> [Task description] Report back every line from the entries below in which the word "body" occurs.

══════════════════════════════

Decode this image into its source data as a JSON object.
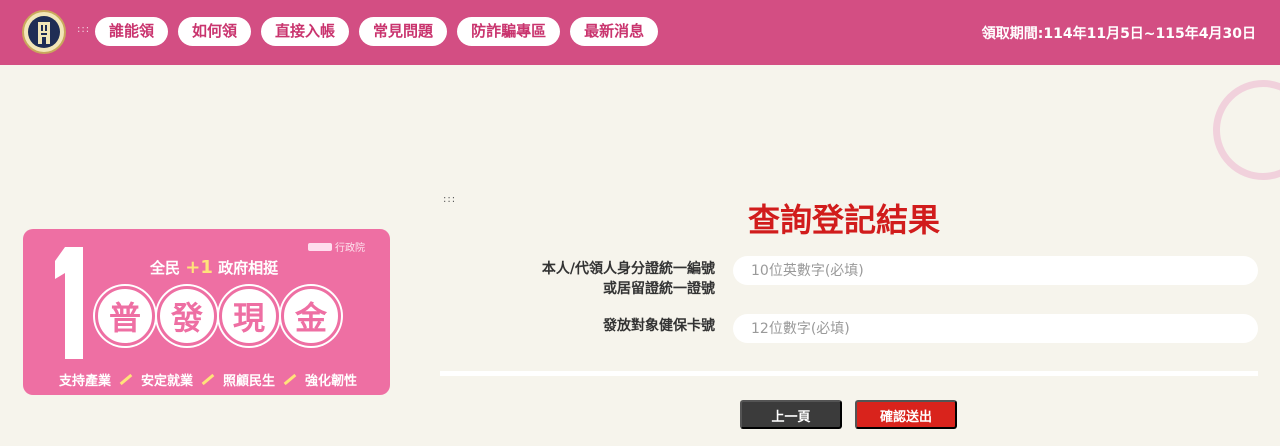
{
  "header": {
    "accesskey": ":::",
    "nav": [
      "誰能領",
      "如何領",
      "直接入帳",
      "常見問題",
      "防詐騙專區",
      "最新消息"
    ],
    "period": "領取期間:114年11月5日~115年4月30日"
  },
  "banner": {
    "big_number": "1",
    "agency": "行政院",
    "slogan_prefix": "全民",
    "slogan_plus": "+1",
    "slogan_suffix": "政府相挺",
    "circles": [
      "普",
      "發",
      "現",
      "金"
    ],
    "bottom": [
      "支持產業",
      "安定就業",
      "照顧民生",
      "強化韌性"
    ]
  },
  "form": {
    "accesskey": ":::",
    "title": "查詢登記結果",
    "label_id_line1": "本人/代領人身分證統一編號",
    "label_id_line2": "或居留證統一證號",
    "id_placeholder": "10位英數字(必填)",
    "label_card": "發放對象健保卡號",
    "card_placeholder": "12位數字(必填)",
    "prev_button": "上一頁",
    "submit_button": "確認送出"
  },
  "colors": {
    "header_bg": "#d34e83",
    "title_red": "#d11c1c",
    "banner_pink": "#ee6fa3",
    "submit_red": "#d9231c",
    "prev_dark": "#3b3b3b"
  }
}
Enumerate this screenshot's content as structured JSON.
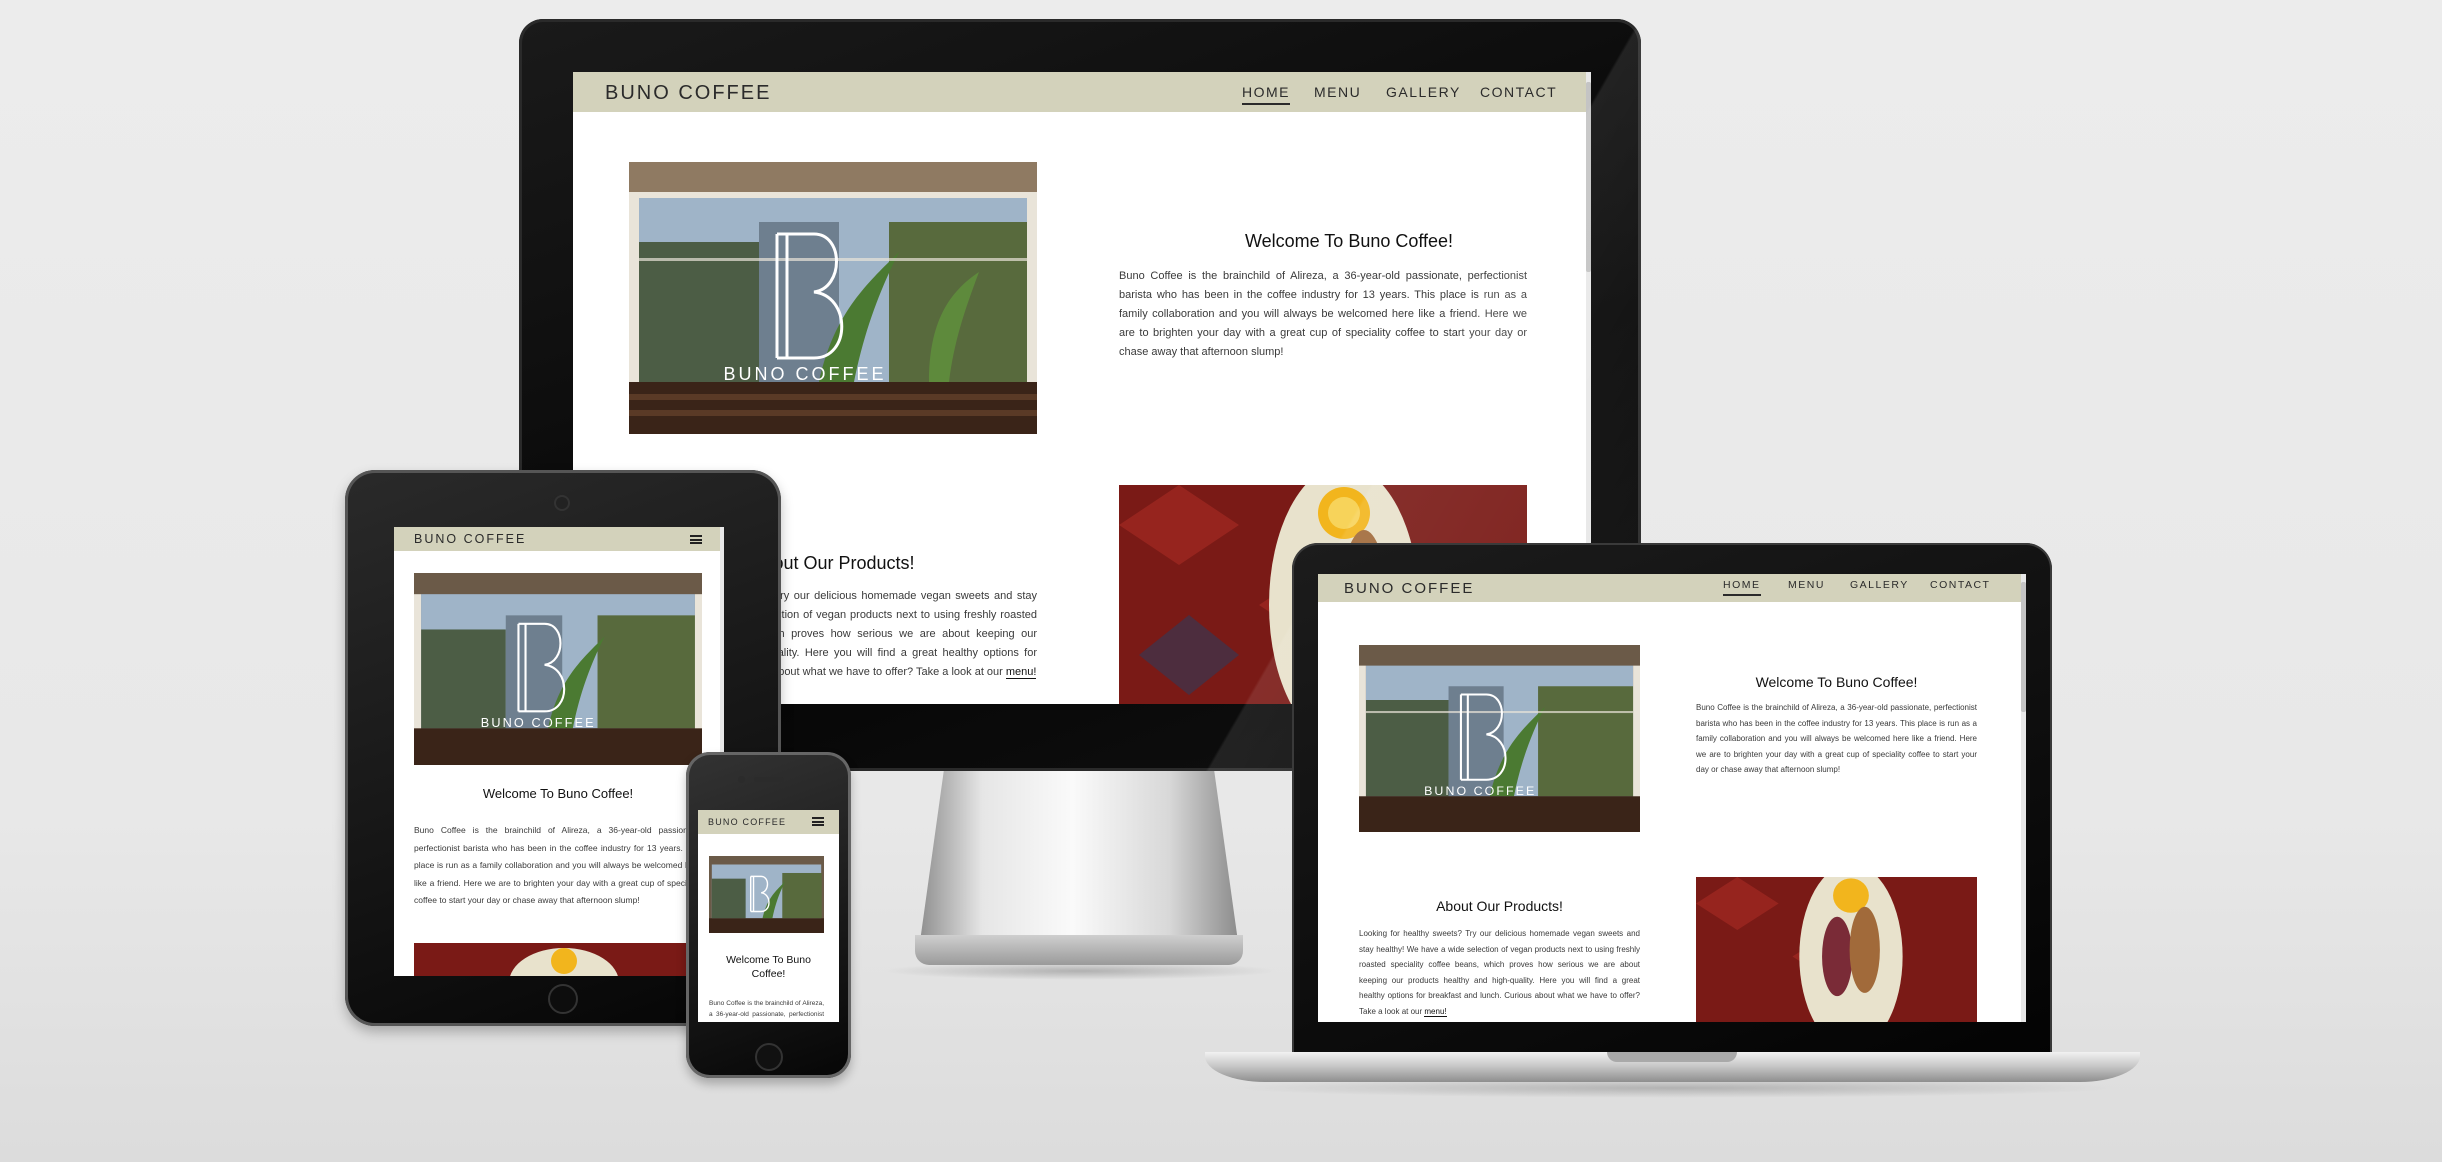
{
  "site": {
    "brand": "BUNO COFFEE",
    "nav": [
      {
        "label": "HOME",
        "active": true
      },
      {
        "label": "MENU",
        "active": false
      },
      {
        "label": "GALLERY",
        "active": false
      },
      {
        "label": "CONTACT",
        "active": false
      }
    ],
    "logo_text": "BUNO COFFEE",
    "logo_letter": "B",
    "welcome": {
      "title": "Welcome To Buno Coffee!",
      "title_wrapped": [
        "Welcome To Buno",
        "Coffee!"
      ],
      "body": "Buno Coffee is the brainchild of Alireza, a 36-year-old passionate, perfectionist barista who has been in the coffee industry for 13 years. This place is run as a family collaboration and you will always be welcomed here like a friend. Here we are to brighten your day with a great cup of speciality coffee to start your day or chase away that afternoon slump!"
    },
    "products": {
      "title": "About Our Products!",
      "body": "Looking for healthy sweets? Try our delicious homemade vegan sweets and stay healthy! We have a wide selection of vegan products next to using freshly roasted speciality coffee beans, which proves how serious we are about keeping our products healthy and high-quality. Here you will find a great healthy options for breakfast and lunch. Curious about what we have to offer? Take a look at our",
      "link": "menu!"
    }
  },
  "colors": {
    "navbar": "#d3d2bb",
    "text": "#2b2b2b",
    "page_background": "#ececec"
  }
}
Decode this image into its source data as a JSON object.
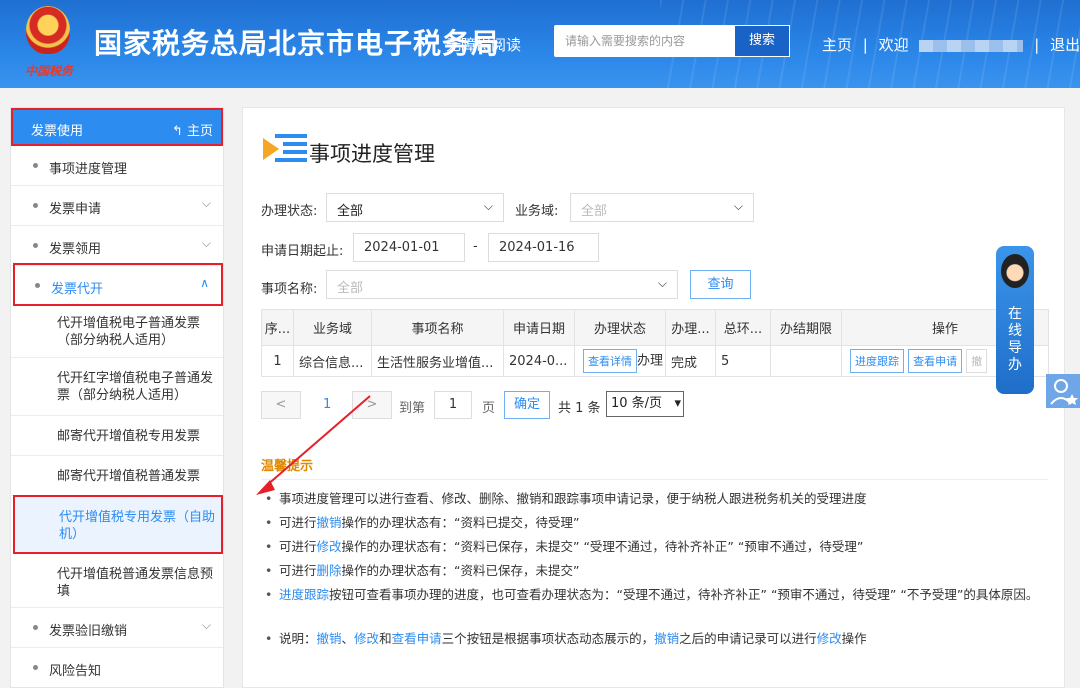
{
  "header": {
    "emblem_text": "中国税务",
    "title": "国家税务总局北京市电子税务局",
    "accessibility": "无障碍阅读",
    "search_placeholder": "请输入需要搜索的内容",
    "search_button": "搜索",
    "home": "主页",
    "welcome": "欢迎",
    "logout": "退出"
  },
  "sidebar": {
    "head_title": "发票使用",
    "head_home": "主页",
    "items": [
      {
        "label": "事项进度管理"
      },
      {
        "label": "发票申请"
      },
      {
        "label": "发票领用"
      },
      {
        "label": "发票代开"
      },
      {
        "label": "发票验旧缴销"
      },
      {
        "label": "风险告知"
      }
    ],
    "subitems": [
      {
        "label": "代开增值税电子普通发票（部分纳税人适用）"
      },
      {
        "label": "代开红字增值税电子普通发票（部分纳税人适用）"
      },
      {
        "label": "邮寄代开增值税专用发票"
      },
      {
        "label": "邮寄代开增值税普通发票"
      },
      {
        "label": "代开增值税专用发票（自助机）"
      },
      {
        "label": "代开增值税普通发票信息预填"
      }
    ]
  },
  "main": {
    "title": "事项进度管理",
    "status_label": "办理状态:",
    "status_value": "全部",
    "domain_label": "业务域:",
    "domain_placeholder": "全部",
    "date_label": "申请日期起止:",
    "date_from": "2024-01-01",
    "date_sep": "-",
    "date_to": "2024-01-16",
    "item_label": "事项名称:",
    "item_placeholder": "全部",
    "query_button": "查询"
  },
  "table": {
    "headers": [
      "序...",
      "业务域",
      "事项名称",
      "申请日期",
      "办理状态",
      "办理...",
      "总环...",
      "办结期限",
      "操作"
    ],
    "row": {
      "seq": "1",
      "domain": "综合信息...",
      "name": "生活性服务业增值...",
      "date": "2024-0...",
      "status_btn": "查看详情",
      "status_text": "办理",
      "result": "完成",
      "total": "5",
      "deadline": "",
      "op1": "进度跟踪",
      "op2": "查看申请",
      "op3": "撤"
    }
  },
  "pager": {
    "prev": "<",
    "page": "1",
    "next": ">",
    "goto": "到第",
    "input": "1",
    "page_unit": "页",
    "ok": "确定",
    "total": "共 1 条",
    "size": "10 条/页"
  },
  "tips": {
    "title": "温馨提示",
    "lines": [
      {
        "a": "事项进度管理可以进行查看、修改、删除、撤销和跟踪事项申请记录，便于纳税人跟进税务机关的受理进度"
      },
      {
        "a": "可进行",
        "h": "撤销",
        "b": "操作的办理状态有：“资料已提交，待受理”"
      },
      {
        "a": "可进行",
        "h": "修改",
        "b": "操作的办理状态有：“资料已保存，未提交”  “受理不通过，待补齐补正”  “预审不通过，待受理”"
      },
      {
        "a": "可进行",
        "h": "删除",
        "b": "操作的办理状态有：“资料已保存，未提交”"
      },
      {
        "h": "进度跟踪",
        "b": "按钮可查看事项办理的进度，也可查看办理状态为：“受理不通过，待补齐补正”  “预审不通过，待受理”  “不予受理”的具体原因。"
      },
      {
        "a": "说明：",
        "h": "撤销",
        "c": "、",
        "h2": "修改",
        "d": "和",
        "h3": "查看申请",
        "e": "三个按钮是根据事项状态动态展示的，",
        "h4": "撤销",
        "f": "之后的申请记录可以进行",
        "h5": "修改",
        "g": "操作"
      }
    ]
  },
  "helper": {
    "text": "在线导办"
  },
  "colors": {
    "brand_blue": "#2d8cf0",
    "header_blue": "#1f6fd1",
    "highlight_red": "#e5202a",
    "tips_orange": "#e08a00"
  }
}
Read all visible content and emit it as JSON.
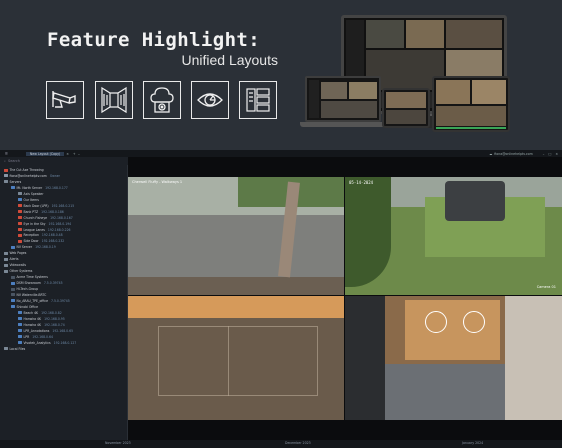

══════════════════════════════

> [Solution]
      "body": "Buno Coffee is the brainchild of Alireza, a 36-year-old passionate, perfectionist barista who has been in the coffee industry for 13 years. This place is run as a family collaboration and you will always be welcomed here like a friend. Here we are to brighten your day with a great cup of speciality coffee to start your day or chase away that afternoon slump!"
      "body": "Looking for healthy sweets? Try our delicious homemade vegan sweets and stay healthy! We have a wide selection of vegan products next to using freshly roasted speciality coffee beans, which proves how serious we are about keeping our products healthy and high-quality. Here you will find a great healthy options for breakfast and lunch. Curious about what we have to offer? Take a look at our",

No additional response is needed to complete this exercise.